products and meals. Oolannin is a subsidiary of
Estrella Maarud Holding A/S
Estrella Maarud manufactures and markets salted snacks
in the Nordic and Baltic countries under the brands
of Estrella, Maarud and Taffel.
Estrella Maarud is owned by
Herkules Capital, who acquired this business from
Kraft in october 2008.
OK-Snacks is a Danish manufacturer of savory snacks.
Brand names include: OK Snacks factories are located
in Ejstrupholm and Søndersø.
Crispo Denmark AS
Crispo Denmark A/S is a small potato chips manufacturer
in Denmark. Crispo produces handmade kettle chips
and sells them in Denmark and throughout Europe.
Brands include "Grov" and "Best Bite".
National Restaurant Association (NRA)
The National Restaurant Association (NRA) is the

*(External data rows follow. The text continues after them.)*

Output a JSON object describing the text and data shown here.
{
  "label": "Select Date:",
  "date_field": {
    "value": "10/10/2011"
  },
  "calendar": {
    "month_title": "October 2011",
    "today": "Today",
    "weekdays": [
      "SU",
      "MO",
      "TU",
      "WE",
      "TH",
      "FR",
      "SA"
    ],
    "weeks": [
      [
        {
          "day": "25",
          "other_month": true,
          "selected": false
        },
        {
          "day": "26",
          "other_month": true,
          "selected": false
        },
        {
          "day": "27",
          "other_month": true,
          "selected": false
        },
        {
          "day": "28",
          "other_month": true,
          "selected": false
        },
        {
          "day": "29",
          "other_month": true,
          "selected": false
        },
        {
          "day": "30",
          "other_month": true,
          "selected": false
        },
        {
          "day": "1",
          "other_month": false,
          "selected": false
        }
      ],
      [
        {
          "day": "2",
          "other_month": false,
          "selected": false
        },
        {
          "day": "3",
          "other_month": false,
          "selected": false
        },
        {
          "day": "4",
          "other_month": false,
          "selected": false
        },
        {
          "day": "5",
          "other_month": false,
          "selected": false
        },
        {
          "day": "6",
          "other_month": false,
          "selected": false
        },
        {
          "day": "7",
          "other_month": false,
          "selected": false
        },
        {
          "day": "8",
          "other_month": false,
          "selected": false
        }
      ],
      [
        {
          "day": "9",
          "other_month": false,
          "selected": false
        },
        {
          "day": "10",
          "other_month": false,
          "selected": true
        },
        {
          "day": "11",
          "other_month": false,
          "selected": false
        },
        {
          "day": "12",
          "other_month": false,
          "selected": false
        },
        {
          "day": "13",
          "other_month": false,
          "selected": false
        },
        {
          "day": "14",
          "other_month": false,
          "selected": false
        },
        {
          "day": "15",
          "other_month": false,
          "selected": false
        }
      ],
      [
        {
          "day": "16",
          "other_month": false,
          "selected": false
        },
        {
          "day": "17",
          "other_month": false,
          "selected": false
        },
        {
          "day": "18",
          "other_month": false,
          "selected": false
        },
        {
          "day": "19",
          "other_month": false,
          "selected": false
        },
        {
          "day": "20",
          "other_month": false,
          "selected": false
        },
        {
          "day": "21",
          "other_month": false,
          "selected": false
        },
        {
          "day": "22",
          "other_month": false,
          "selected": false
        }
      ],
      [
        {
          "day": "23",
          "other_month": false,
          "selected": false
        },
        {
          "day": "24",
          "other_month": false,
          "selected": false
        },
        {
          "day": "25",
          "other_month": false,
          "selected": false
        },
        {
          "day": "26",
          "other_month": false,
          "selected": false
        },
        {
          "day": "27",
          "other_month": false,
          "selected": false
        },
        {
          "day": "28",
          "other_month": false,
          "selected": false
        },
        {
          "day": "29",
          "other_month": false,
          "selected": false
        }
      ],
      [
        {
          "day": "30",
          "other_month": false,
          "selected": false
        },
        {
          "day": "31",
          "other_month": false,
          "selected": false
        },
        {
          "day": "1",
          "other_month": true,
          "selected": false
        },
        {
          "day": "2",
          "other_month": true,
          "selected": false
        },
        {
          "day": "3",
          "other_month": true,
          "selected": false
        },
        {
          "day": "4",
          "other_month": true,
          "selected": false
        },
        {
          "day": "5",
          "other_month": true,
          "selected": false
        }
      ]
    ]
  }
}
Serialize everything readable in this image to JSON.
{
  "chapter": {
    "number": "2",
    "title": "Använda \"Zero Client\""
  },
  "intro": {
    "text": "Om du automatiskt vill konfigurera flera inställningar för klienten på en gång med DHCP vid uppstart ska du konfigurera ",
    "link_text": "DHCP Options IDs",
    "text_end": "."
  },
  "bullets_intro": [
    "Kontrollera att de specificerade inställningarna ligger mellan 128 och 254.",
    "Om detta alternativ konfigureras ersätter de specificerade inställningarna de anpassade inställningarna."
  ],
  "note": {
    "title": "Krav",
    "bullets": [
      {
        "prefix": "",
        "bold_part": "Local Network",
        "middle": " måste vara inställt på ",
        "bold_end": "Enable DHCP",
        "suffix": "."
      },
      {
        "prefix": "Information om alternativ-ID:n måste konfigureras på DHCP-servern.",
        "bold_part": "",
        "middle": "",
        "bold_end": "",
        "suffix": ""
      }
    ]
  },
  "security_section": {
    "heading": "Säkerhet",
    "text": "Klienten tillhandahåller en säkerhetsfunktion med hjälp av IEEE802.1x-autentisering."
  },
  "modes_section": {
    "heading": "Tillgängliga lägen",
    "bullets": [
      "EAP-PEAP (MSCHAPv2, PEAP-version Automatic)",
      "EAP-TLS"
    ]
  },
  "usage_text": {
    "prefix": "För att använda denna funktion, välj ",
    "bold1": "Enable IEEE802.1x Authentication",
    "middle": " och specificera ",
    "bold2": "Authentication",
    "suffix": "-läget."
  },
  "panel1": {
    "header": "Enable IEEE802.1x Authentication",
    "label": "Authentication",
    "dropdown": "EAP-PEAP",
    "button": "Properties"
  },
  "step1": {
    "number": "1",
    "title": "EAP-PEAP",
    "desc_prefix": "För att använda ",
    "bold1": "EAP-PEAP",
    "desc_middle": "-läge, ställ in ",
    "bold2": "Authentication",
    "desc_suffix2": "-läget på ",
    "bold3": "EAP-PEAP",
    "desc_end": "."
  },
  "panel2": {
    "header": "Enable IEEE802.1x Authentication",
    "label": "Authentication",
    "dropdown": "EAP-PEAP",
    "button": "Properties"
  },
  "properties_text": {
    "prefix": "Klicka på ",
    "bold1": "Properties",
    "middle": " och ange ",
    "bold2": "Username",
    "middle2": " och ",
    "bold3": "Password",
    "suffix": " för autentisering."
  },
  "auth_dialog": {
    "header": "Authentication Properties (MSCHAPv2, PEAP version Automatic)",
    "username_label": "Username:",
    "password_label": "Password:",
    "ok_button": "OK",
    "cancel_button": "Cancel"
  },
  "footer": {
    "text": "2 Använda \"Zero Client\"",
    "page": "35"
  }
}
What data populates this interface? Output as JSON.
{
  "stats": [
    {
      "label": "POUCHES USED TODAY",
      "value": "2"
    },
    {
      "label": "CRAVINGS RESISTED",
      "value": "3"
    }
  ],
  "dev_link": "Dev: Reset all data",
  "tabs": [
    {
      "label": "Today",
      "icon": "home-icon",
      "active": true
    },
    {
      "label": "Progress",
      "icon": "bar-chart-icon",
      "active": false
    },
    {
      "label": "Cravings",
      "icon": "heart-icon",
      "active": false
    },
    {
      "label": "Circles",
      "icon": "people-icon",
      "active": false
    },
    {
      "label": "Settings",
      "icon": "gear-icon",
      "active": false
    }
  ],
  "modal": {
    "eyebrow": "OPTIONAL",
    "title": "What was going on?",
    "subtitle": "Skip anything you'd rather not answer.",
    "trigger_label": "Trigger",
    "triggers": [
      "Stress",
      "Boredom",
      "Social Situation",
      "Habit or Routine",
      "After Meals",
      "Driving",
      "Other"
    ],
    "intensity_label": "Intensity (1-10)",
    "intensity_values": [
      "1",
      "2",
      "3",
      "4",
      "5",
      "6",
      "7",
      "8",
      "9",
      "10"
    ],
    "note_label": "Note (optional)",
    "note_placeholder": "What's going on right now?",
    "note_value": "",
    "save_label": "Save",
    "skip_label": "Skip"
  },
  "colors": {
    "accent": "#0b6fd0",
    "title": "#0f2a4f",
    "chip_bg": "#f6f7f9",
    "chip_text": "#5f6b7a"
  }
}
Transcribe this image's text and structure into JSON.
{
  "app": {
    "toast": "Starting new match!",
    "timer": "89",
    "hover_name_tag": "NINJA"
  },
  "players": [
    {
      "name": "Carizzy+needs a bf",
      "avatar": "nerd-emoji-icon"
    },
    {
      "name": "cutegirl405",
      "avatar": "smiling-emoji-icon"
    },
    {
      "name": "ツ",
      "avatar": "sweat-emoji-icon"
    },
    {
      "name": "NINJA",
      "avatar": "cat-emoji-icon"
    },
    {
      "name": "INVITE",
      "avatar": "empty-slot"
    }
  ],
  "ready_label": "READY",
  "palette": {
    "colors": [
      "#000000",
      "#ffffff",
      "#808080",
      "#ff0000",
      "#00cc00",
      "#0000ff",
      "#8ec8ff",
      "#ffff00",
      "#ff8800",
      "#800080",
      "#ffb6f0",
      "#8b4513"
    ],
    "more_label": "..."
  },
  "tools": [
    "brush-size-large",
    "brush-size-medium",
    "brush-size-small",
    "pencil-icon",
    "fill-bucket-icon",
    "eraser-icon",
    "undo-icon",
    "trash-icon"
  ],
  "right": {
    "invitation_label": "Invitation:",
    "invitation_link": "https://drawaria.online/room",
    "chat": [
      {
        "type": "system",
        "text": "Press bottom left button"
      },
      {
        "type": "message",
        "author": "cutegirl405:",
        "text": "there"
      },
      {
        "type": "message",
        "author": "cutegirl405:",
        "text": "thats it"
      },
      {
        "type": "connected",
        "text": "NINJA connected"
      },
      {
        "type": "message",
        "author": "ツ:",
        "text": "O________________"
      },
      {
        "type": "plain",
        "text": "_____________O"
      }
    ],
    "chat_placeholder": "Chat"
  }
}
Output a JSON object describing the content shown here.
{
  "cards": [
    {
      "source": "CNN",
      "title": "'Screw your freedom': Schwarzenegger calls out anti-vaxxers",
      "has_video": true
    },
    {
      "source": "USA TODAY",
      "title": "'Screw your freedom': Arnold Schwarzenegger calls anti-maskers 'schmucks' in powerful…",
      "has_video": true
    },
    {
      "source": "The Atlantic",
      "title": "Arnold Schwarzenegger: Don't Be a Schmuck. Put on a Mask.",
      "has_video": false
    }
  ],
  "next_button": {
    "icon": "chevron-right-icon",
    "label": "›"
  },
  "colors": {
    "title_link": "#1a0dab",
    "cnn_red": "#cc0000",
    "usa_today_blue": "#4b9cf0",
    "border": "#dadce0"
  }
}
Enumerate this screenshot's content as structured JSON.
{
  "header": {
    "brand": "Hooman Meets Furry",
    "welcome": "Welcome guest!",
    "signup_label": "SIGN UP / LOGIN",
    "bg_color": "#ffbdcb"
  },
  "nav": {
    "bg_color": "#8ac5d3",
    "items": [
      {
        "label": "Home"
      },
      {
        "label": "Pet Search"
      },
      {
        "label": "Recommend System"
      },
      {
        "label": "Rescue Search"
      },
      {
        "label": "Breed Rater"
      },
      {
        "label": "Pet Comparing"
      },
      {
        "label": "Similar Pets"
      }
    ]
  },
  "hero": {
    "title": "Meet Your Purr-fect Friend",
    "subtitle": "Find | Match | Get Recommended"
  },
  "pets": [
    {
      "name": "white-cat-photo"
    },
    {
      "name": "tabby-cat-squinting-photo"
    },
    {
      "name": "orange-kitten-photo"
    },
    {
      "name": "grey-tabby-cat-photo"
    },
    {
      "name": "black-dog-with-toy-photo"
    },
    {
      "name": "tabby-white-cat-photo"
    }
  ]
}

leading business association for the restaurant
industry in the United States.